### Exercise description
Show each line of the listing in which the word "true" occurs.

### Source data
════════════════

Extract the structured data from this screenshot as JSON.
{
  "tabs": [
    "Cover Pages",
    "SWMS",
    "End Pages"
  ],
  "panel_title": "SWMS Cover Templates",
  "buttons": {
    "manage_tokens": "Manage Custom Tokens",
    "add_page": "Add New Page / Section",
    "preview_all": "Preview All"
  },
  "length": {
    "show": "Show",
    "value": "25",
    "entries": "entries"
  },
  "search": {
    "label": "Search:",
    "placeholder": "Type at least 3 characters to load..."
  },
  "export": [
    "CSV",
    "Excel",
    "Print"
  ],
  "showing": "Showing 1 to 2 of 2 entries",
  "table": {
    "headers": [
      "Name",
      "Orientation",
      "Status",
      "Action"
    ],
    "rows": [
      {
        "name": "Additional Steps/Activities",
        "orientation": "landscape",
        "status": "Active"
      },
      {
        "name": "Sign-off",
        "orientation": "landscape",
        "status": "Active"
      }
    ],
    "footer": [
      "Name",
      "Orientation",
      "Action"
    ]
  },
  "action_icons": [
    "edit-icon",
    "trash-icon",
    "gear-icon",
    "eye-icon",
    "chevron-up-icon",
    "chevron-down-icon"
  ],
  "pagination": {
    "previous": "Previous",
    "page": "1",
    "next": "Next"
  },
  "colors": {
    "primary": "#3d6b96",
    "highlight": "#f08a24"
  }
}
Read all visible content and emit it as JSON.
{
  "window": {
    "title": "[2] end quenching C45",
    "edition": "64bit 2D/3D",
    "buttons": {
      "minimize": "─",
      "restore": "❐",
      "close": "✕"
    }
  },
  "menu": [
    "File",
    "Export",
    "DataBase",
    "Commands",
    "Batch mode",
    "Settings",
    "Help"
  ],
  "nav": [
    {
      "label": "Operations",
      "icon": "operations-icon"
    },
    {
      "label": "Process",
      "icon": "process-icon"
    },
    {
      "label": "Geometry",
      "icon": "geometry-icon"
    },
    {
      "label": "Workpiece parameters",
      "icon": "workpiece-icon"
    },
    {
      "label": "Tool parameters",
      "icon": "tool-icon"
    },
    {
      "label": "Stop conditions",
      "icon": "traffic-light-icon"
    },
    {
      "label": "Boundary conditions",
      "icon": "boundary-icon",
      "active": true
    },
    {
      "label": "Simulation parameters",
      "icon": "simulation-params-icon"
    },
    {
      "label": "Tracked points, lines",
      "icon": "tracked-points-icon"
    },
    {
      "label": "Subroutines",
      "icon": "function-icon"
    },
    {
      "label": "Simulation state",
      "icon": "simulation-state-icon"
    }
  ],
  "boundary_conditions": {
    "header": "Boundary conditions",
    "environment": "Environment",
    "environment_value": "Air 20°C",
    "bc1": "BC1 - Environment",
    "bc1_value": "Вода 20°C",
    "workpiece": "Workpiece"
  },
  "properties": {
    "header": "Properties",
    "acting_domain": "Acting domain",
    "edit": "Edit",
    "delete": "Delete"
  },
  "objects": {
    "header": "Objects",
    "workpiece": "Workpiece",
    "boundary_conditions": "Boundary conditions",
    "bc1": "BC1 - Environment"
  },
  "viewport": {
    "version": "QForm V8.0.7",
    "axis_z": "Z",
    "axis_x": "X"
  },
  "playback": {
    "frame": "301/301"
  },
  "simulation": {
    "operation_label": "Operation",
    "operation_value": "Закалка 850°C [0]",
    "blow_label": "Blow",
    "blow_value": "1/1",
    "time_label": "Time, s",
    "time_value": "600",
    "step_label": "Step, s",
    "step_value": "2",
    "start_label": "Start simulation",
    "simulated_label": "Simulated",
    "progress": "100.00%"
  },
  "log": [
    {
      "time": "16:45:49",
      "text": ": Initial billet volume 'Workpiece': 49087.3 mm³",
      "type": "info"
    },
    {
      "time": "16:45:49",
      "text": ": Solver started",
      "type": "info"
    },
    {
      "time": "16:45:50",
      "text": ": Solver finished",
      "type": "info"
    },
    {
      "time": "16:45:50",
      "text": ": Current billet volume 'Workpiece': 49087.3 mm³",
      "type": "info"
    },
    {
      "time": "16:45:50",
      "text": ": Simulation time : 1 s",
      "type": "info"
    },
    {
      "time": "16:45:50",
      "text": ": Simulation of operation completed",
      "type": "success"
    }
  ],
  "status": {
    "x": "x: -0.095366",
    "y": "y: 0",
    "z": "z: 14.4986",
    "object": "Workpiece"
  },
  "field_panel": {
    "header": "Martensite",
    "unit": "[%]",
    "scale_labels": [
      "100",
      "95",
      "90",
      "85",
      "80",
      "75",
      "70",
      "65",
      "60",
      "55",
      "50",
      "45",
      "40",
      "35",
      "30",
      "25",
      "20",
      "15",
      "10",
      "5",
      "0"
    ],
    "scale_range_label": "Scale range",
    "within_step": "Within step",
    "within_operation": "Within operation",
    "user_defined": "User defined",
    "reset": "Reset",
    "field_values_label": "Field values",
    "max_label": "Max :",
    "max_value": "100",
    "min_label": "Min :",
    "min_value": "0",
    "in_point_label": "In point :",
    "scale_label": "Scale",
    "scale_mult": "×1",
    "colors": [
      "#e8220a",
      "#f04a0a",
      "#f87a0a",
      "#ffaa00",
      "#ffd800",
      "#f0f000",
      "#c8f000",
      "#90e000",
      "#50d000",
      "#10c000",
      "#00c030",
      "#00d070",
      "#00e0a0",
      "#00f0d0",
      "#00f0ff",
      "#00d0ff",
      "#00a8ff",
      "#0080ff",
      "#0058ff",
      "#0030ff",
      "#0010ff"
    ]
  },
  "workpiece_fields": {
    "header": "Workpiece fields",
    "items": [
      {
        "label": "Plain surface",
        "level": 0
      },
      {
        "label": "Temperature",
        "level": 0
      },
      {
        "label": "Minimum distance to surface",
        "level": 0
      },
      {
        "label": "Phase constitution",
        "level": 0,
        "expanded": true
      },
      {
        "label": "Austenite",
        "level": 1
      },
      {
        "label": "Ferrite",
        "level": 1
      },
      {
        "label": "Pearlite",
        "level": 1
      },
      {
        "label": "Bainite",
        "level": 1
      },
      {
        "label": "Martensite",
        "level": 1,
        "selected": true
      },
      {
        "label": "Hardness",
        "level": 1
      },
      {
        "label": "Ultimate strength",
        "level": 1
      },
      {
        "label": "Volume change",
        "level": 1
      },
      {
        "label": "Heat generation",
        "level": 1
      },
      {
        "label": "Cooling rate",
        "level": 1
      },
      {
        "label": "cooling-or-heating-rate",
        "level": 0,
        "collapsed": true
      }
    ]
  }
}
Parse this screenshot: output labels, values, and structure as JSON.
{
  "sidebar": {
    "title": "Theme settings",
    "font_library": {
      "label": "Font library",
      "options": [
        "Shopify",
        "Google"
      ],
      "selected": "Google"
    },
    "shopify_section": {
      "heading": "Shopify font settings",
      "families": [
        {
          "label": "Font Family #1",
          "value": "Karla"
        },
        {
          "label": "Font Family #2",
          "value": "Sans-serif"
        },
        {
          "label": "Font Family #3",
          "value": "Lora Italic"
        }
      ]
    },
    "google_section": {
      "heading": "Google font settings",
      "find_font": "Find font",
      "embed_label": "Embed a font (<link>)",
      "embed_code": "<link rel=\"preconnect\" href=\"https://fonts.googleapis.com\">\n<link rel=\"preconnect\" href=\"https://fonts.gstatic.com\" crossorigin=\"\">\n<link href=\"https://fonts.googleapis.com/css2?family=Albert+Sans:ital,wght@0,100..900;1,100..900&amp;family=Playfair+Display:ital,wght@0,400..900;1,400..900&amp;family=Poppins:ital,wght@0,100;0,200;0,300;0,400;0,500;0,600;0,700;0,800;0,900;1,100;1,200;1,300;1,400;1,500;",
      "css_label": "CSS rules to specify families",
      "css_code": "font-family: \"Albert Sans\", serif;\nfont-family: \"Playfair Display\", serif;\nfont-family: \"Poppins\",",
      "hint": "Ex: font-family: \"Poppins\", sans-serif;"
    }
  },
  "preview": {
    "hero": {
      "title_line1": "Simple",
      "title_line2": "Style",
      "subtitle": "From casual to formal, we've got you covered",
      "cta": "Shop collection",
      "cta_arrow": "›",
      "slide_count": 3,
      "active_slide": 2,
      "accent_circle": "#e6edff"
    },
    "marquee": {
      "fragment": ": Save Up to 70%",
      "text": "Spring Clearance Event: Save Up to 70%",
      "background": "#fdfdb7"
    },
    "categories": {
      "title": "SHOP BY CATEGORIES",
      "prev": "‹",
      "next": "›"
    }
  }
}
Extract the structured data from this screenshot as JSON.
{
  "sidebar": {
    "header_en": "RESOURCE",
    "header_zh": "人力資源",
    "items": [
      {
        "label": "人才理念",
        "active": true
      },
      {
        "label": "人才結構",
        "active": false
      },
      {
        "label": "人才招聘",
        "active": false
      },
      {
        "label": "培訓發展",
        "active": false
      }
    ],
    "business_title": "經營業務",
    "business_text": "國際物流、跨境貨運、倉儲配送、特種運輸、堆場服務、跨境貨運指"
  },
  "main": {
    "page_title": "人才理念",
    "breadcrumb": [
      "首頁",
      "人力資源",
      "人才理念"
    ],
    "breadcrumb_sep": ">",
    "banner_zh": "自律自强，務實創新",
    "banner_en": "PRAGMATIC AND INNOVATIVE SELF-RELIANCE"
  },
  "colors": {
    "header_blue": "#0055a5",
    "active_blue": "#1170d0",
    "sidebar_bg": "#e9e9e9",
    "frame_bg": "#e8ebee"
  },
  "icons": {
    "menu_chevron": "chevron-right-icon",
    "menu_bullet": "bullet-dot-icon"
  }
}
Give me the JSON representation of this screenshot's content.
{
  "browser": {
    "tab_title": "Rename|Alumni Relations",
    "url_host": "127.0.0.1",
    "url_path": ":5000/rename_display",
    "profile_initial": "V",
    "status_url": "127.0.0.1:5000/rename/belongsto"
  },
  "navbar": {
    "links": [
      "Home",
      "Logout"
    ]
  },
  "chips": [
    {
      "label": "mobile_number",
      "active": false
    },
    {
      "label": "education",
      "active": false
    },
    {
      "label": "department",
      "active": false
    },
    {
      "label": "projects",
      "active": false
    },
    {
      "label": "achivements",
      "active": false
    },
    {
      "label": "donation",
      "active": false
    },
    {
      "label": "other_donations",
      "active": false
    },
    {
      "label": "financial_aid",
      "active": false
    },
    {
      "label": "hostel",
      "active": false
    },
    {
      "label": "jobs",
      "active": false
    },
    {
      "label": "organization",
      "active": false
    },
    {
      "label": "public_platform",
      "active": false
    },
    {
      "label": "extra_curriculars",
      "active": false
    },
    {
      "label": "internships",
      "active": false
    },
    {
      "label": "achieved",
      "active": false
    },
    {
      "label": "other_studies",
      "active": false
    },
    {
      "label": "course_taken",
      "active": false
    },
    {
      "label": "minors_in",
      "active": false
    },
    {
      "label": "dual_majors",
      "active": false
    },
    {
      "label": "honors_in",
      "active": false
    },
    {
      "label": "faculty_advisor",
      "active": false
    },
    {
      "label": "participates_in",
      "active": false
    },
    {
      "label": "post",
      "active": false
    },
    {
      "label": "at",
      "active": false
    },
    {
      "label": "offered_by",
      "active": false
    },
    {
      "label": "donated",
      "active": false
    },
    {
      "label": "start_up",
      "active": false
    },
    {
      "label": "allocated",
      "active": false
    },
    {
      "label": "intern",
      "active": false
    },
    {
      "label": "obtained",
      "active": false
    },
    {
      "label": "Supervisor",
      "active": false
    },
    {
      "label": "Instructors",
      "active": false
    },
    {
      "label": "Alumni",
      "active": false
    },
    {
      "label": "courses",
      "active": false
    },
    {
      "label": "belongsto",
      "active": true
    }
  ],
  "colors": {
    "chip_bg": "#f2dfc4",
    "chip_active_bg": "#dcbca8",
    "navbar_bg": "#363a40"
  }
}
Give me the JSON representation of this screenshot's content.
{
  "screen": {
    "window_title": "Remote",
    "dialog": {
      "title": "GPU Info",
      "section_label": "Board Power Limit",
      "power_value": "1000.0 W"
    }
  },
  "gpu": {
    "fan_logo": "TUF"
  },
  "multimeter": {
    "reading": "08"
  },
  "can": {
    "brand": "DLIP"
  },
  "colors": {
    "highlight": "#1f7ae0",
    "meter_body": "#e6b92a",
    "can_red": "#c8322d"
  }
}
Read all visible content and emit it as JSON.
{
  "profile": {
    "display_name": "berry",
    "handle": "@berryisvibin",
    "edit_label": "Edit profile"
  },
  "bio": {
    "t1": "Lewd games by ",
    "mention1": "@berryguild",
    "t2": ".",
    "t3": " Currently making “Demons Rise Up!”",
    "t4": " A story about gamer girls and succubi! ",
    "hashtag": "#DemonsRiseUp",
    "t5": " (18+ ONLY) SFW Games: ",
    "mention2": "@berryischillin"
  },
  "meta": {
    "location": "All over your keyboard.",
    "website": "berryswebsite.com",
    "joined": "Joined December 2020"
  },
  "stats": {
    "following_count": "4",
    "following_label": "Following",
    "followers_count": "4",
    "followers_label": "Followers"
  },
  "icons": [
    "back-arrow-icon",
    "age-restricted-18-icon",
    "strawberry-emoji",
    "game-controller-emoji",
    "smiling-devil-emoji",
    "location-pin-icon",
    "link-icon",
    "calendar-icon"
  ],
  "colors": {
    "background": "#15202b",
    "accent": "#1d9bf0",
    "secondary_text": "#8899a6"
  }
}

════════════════

### Exercise solution
      "active": true
        "expanded": true
        "selected": true
        "collapsed": true
        "active": true
      "active": true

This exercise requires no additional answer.